So how do you measure this? The simple answer is with difficulty. Obviously blood vessels cannot be cut to insert a flow meter so some form of clamp-on system must be used. Electromagnetic technology with capacitively coupled electrodes, light and ultrasonic flowmeters have all been used. Ultrasound has been quite successful in this area initially with Doppler shift technology where reflections from the cells within the blood and later with time of flight systems. To accurately record the more rapid changes in flow, a suitable meter must have a fast response time of at least 200Hz and preferably 4 or 500Hz to catch all the transients. The latest generation of time of flight meters have a clip-on assembly which consists of a pair of ultrasonic crystals placed at an angle and a reflector positioned at the “focal point” of the two waves. These sensors are available in a range of sizes to suit the blood vessel size.

The phase shift between the upstream and downstream signals are effectively the velocity within the vein. On a practical front these sensor assemblies have to be capable of being sterilised or are supplied pre-sterilised and disposable. These very small sensors work down to 0.7mm diameter vessels with typical accuracies of ±5%. Laser Doppler is also proving to be quite successful.

So you can see while we have not yet reached the complex goal of accurately monitoring blood flow around the human circulatory system we have made significant strides forward in being able to measure blood flow in individual veins and arteries.

Product Updates

Recording on the Atrato Ultrasonic Flowmeter Data

A new data recording version of its Atrato ultrasonic flowmeter software interface has been developed by Titan. Easy to set-up and use the Atrato flow recorder enables data recording via an external computer. With features that provide monitoring, reporting and management of flow data - the Atrato flow recorder delivers a continuous picture of your process and a reliable alternative to restrictive and costly manual metering.


Introducing the Pulsite Solo

Titan will be launching in 2016 a range of display instruments. The first introduction will be a battery powered rate and total meter - the Pulsite Solo. This digital display instrument has been designed for use with switch, coil and magnetic sensor inputs. With housing constructed from rugged polymer and sealed to IP65 specifications the Pulsite Solo enclosure is panel, wall and surface mountable. Programming is simple using two push buttons and logical prompts in English on the LCD display. The replaceable battery life is estimated to be well in excess of 5 years for a totaliser. With rate readings the life of the Pulsite Solo will depend on the duty cycle but is still expected to be several years. The Pulsite Solo can also be externally dc powered if required. The meter will take frequencies from dc through to 2 KHz and scale them to display rate or total.
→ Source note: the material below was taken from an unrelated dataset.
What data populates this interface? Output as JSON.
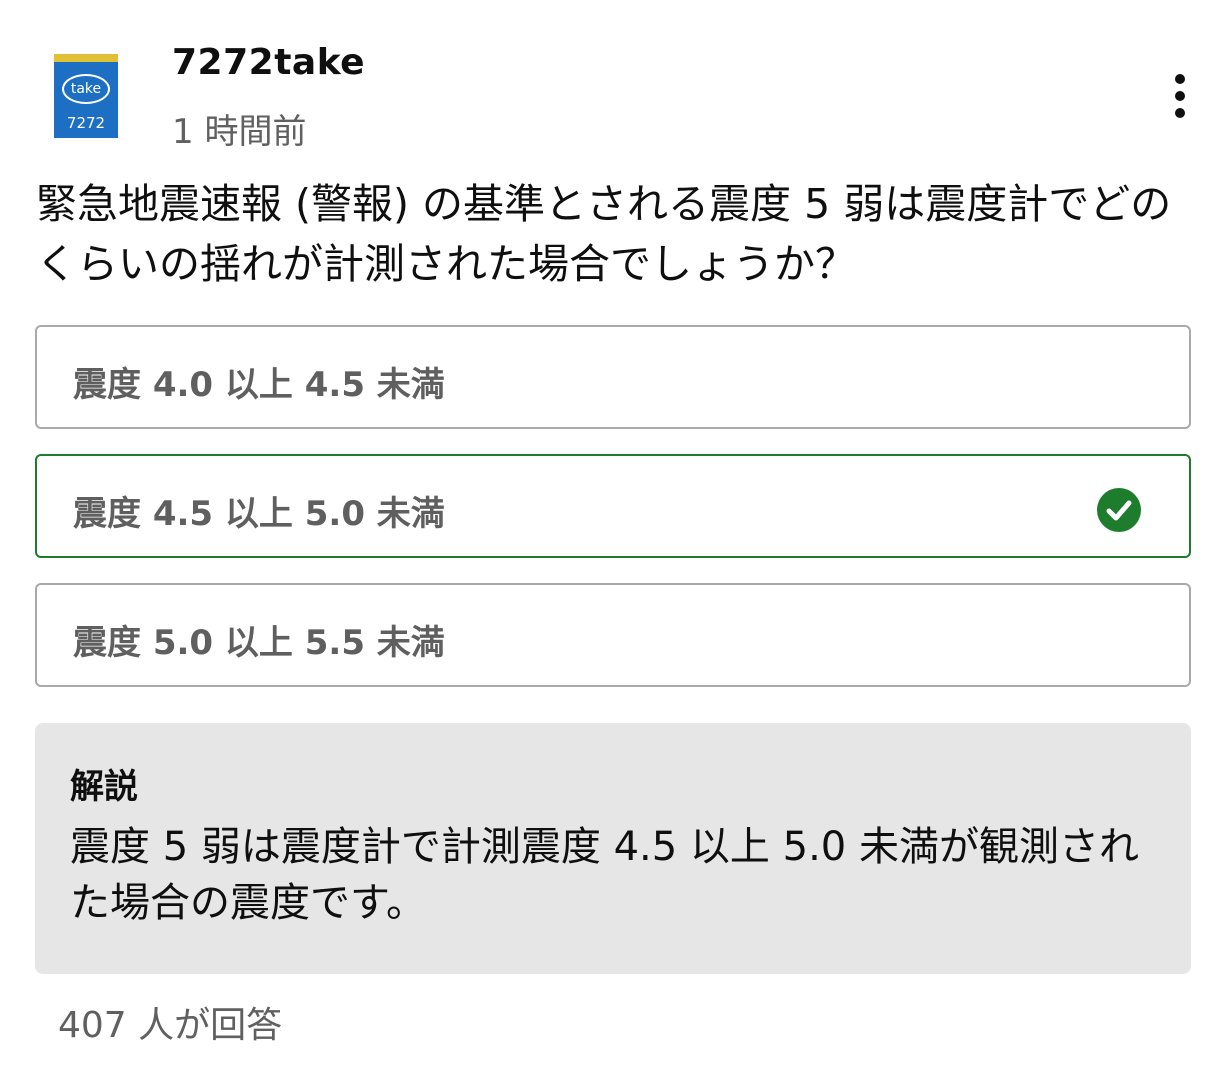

The scaling factors are adjustable from 0.01 to 9999 and the time base is selectable as seconds, minutes or hours.

To be sent a launch data sheet on the Pulsite Solo please 'Further Information' below.



Q: What did the snowman say to the angry carrot?
A: Get out of my face!


Q: What do you get if you cross a snowman with a shark?
A: Frost bite!


Q: What says ‘Oh-Oh-Oh’ ?
A: Santa Claus walking backwards!


Q: What Christmas carol is a favourite of parents ?
A: Silent night!



Bulletin Board

To enable you to make informed decisions about the flow metering challenges facing your organisation this newsletter feature keeps you up-to-date on the latest news from Titan Enterprises.

Expansion at Titan Enterprises

Following a period of steady growth, and to provide extra capacity for expansion in the future, the management of Titan have purchased a further 235m2 of space and now completely own their HQ / production facility in Sherbourne, UK.

Click here for a printable version of Flowdown.

Top of page


Titan Enterprises Ltd, Unit 2, 5A Cold Harbour Business Park, Sherborne, Dorset, DT9 4JW. UK
Telephone: +44 (0)1935 812790   -   Fax: +44 (0)1935 812890   -   Email: sales@flowmeters.co.uk